- **WHAT YOU HAVE TO DO**
Among the entries below, count the lines that contain the word "name". Write down only the total.

- **DATA**
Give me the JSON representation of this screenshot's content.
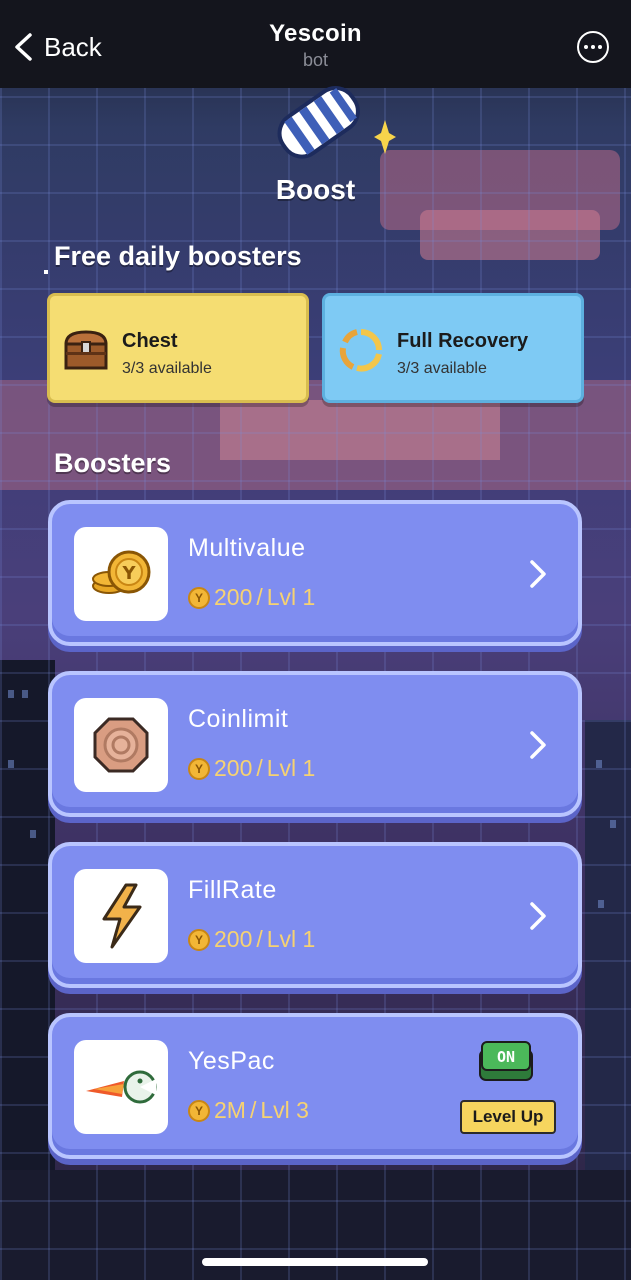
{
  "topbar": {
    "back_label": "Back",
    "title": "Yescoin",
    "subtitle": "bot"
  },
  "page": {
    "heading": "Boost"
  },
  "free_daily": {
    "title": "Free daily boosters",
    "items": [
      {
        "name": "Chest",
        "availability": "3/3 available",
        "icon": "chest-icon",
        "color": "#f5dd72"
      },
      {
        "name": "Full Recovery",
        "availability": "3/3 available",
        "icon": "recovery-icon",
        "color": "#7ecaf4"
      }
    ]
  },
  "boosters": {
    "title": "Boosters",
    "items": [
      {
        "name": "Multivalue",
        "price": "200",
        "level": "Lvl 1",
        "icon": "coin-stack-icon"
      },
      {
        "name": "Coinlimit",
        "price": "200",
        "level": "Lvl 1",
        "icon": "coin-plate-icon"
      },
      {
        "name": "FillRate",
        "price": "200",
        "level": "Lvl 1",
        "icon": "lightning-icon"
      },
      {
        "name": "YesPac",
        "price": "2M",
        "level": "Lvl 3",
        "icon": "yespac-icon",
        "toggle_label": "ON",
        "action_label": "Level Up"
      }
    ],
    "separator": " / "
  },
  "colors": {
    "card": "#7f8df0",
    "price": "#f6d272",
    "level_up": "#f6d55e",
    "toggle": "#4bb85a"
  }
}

- **OUTPUT BELOW**
6